These exercises take time to come naturally and that’s okay! Here are a few examples below:

1.Focus on how your body feels

-Feel your hair on your shoulders or forehead?

-Feel your glasses?

-Weight of your clothes?

-Feel your heartbeat?

-Stomach full or hungry?

-Legs crossed or resting on floor?

2. Use anchoring phrases – Think about how an anchor can hold you in the present moment.

            – “I’m ____. I’m ____ years old. I’m from _____. Today is _____. The weather is _____.”

3. Describe steps of a common and simple task

     – Ex. Making tea or coffee, cleaning, doing chores

4. Name as many things from a category that you can think of. Examples:

     – -Colors




        -Tv shows



When you are ready, return to your difficult emotions and experiences with a fresh start and focus on the present moment. You are ready to take on anything!

Radical Acceptance for Finding Peace in the Present Moment

Radical acceptance is completely accepting reality as it is in the present moment without fighting against difficult situations.

It is NOT ignoring difficult emotions or situations. It is validating that it is difficult and accept it to make it easier for ourselves.

We let go of bitterness or resentments and realize that there will always be situations that are difficult, out of our control, or unfair.

We can reduce emotional pain and make better decision about the future when we our judgement is not clouded by these difficult emotions.

A great way to practice radical acceptance is by using coping statements:

  1. The present moment is the only one I have control over.
  2. Fighting my current emotions and thoughts only gives them more fuel to thrive.
  3. The present is a result of thousands of parts from the past.
  4. This moment is exactly as it should be even though I might not like it.
  5. I cannot change what has happened in the past.
  6. I accept this moment as it is.
  7. Although my emotions are uncomfortable, I will get through it.
  8. It’s not helpful for me to fight the past.

Practice radical acceptance today to reduce the suffering caused by situations that are out of your control!

TIPP Skill for Emotion Regulation

When we feel stressed out emotionally, our body feels it physically too. This distress tolerance skill will help you relax and destress.

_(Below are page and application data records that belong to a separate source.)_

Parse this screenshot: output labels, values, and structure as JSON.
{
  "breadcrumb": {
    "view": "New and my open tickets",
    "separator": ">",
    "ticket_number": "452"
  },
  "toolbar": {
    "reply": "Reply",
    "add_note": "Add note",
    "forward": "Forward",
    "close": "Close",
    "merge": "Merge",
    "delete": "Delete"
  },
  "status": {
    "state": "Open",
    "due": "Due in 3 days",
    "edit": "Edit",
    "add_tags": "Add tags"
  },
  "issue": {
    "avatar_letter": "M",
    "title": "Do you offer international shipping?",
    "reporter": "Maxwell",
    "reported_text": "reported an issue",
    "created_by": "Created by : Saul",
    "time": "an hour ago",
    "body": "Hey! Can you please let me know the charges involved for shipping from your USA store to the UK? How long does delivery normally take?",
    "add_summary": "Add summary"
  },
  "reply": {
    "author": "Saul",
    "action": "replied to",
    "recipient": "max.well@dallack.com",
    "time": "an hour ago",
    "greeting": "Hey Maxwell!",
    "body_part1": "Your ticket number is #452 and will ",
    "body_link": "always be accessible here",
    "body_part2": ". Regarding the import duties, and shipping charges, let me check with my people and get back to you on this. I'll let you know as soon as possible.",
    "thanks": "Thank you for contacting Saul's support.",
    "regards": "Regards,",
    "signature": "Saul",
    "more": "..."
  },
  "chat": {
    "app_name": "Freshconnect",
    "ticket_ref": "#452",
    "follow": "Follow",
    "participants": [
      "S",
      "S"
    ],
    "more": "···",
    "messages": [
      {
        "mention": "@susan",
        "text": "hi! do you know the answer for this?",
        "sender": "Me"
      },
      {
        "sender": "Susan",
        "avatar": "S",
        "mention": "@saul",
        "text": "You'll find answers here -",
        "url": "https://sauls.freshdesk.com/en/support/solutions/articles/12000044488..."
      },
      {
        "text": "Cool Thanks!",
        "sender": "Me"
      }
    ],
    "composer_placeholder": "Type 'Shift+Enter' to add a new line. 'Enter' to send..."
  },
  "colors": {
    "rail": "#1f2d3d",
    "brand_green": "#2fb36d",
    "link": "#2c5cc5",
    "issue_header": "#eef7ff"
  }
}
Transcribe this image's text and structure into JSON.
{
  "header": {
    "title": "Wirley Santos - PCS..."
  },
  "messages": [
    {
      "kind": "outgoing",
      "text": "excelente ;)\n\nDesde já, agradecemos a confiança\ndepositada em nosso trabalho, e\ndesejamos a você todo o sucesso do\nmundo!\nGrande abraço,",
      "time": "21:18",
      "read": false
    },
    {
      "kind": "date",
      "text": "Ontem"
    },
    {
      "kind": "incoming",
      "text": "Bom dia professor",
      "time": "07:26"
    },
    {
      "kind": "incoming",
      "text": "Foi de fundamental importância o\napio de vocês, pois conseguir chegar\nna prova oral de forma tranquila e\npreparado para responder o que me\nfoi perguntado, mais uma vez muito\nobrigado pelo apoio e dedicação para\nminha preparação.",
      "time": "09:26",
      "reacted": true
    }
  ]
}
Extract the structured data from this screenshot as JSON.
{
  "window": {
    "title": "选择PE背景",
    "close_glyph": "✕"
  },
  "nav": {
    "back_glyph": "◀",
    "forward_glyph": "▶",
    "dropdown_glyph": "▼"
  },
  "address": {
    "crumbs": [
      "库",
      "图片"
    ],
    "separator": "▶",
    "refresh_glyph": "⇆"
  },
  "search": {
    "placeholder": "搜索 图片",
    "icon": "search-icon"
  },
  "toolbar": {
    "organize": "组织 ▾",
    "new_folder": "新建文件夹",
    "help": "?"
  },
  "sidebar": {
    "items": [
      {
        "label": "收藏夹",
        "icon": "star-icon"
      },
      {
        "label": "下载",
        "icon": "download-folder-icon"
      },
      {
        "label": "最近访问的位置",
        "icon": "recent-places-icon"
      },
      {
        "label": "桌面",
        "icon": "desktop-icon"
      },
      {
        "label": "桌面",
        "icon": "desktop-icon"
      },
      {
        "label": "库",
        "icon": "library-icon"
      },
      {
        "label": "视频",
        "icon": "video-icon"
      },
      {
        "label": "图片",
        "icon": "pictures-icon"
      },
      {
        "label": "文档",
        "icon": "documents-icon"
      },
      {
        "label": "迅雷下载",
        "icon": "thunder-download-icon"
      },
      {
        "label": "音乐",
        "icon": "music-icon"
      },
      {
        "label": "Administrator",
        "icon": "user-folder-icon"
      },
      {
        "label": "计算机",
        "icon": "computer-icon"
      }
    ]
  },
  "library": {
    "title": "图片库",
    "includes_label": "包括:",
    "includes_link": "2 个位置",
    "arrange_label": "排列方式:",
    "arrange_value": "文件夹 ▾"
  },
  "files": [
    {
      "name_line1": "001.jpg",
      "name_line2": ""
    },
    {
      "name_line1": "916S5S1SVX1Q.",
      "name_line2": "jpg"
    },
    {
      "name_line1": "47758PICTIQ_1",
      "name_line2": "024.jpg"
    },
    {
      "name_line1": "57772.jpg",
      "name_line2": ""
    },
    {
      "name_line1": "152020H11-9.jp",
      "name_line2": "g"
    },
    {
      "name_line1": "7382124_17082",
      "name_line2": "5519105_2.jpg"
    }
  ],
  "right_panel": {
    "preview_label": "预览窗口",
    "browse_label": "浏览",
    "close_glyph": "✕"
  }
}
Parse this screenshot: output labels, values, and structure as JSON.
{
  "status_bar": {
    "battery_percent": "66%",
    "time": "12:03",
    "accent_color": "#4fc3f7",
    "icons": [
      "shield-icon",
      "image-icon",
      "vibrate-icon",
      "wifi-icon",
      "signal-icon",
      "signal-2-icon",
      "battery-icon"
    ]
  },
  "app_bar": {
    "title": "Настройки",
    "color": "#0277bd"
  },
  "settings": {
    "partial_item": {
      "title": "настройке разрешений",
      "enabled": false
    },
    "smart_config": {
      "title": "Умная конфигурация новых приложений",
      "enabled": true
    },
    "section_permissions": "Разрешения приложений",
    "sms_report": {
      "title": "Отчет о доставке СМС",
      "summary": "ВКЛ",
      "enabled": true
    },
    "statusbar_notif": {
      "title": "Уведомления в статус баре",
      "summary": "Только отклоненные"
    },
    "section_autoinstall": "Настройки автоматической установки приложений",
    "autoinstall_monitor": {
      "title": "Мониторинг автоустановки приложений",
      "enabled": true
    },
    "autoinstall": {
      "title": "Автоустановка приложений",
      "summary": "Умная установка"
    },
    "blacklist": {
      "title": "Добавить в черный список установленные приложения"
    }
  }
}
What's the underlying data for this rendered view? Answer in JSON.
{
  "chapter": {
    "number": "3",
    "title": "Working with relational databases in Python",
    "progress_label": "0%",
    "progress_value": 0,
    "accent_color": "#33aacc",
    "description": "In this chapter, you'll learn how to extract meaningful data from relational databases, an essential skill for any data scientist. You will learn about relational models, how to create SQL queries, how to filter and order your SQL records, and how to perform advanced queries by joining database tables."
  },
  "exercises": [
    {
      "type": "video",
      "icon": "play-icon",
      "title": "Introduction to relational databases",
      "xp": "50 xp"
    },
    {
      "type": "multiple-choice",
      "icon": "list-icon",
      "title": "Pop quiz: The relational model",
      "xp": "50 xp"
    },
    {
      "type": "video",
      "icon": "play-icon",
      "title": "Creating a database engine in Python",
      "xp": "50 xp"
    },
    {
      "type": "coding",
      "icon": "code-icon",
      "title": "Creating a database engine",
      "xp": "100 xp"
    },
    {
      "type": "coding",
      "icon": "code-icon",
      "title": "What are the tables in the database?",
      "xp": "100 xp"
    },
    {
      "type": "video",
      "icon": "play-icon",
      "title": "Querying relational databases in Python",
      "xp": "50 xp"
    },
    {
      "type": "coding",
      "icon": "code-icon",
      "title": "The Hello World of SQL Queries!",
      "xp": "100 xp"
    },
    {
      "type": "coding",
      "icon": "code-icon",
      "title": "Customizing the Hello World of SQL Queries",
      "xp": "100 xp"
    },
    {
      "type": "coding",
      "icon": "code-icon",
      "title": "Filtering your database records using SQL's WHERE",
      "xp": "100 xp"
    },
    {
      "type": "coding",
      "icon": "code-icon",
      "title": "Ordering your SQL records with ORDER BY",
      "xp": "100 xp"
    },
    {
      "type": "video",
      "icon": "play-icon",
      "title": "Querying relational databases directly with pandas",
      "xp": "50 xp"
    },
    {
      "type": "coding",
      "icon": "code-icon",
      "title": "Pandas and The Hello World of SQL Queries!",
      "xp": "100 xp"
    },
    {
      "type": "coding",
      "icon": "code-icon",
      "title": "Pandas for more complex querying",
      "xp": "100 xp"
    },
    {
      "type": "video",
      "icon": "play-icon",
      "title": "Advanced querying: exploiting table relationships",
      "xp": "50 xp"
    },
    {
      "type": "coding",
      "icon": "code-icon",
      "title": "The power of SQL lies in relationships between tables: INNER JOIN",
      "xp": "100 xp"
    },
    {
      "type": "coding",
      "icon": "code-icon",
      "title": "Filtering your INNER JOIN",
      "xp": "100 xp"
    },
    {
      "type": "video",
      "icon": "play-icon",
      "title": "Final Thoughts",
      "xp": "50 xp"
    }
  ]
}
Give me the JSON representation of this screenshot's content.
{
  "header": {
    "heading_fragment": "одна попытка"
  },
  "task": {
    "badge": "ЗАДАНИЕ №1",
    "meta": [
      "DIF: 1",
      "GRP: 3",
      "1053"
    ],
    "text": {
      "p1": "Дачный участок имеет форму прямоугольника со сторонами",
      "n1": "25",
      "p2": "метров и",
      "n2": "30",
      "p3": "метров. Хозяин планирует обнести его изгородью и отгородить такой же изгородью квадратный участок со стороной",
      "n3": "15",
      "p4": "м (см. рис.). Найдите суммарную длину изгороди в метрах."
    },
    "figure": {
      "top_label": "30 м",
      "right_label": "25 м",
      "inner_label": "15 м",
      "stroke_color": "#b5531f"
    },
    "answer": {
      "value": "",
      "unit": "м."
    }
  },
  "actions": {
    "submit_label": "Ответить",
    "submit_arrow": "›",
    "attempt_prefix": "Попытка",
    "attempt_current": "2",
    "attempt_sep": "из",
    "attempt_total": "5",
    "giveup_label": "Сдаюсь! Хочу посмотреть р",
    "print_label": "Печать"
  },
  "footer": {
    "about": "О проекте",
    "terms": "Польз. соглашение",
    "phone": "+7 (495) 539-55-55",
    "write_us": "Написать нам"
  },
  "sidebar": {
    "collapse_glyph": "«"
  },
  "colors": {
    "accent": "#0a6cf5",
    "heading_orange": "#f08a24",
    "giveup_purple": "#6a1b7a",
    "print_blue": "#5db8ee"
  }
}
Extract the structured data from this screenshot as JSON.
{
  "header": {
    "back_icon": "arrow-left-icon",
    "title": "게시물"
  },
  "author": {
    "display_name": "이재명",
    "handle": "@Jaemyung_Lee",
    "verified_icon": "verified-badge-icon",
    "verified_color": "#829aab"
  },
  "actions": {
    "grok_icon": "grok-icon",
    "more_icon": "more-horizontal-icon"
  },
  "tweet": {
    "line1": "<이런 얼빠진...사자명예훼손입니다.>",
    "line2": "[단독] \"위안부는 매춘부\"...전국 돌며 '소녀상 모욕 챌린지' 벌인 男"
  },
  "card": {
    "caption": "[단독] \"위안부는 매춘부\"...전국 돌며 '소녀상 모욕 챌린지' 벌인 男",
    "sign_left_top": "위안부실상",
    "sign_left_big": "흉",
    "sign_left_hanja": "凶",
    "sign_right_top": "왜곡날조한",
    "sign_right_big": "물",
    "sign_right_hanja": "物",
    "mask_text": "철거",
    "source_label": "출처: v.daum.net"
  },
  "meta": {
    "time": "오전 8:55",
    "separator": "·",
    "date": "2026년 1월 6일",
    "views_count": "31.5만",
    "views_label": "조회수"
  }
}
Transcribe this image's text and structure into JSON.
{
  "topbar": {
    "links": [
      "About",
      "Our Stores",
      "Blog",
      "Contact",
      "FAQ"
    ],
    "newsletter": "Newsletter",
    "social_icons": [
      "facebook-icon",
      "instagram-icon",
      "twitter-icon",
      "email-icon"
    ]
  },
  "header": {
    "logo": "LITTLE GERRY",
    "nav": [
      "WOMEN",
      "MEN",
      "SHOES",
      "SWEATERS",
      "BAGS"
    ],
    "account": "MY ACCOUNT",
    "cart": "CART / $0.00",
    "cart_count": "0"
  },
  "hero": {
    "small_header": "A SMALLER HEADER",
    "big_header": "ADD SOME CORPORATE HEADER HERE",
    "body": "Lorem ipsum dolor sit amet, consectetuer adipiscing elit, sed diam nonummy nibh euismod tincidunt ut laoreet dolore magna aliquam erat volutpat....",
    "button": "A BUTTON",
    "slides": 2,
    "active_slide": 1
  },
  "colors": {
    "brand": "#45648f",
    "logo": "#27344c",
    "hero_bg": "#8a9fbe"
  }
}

T – Temperature

-By changing our body temperature, we can quickly decrease the intensity of an emotion.

-Dip your face in cold water (not less than 50 degrees) and hold your breath. Try to hold it there for 30 to 60 seconds. (Do not attempt this TIPP skill if you have cardiac problems.)

-You could also use an ice pack!

I – Intense Exercise

-Engaged in intense cardio/aerobic exercise

-we engage our physical body in a way that calms down strong emotions and release them

-try 20 or more minutes or whatever you can fit in at that moment

Write down your level of emotional intensity (from 0 to 100) before and after using this skill

P – Paced Breathing

-Try to slow your breathing down to 5 or 6 breaths per minute. This means that your inbreath and outbreath put together should take 10 to 12 seconds.

-To help you do this, a timer or app can be very helpful.

-Try using a breathing app on your phone.

P – Progressive Muscle Relaxation

-Practice tensing your muscles as you breathe in for 5-6 seconds. Notice that feeling.

-Then relax them as you breathe out, paying attention to how that feels as you do it. Notice the difference between the feeling of tension and the feeling of relaxation.

-Go through each muscle group in the body (list can be found below) and tense then relax each one. As you relax a muscle group, say to yourself, “relax.”

  • hands (make fists)
  • arms (make fists and tense your forearms, biceps and triceps)
  • shoulders (raise shoulders up as high as possible)
  • forehead (wrinkle your forehead, lowering eyebrows)
  • eyelids (shut them tightly)
  • face (scrunch up nose and raise lips and cheeks)
  • tongue and mouth (distort muscles around mouth, push tongue against roof of mouth)
  • neck (push chin down toward chest)
  • chest (take deep breath and hold it)
  • back (arch your back)
  • stomach (tense abdominal muscles)
  • buttocks/glutes (squeeze together)
  • thighs (tense quads and hamstrings)
  • calves (point toes downward)
  • ankles and feet (curl toes, heels out)

Remember: These skills take time and practice to work automatically. Keep at it to see the best results!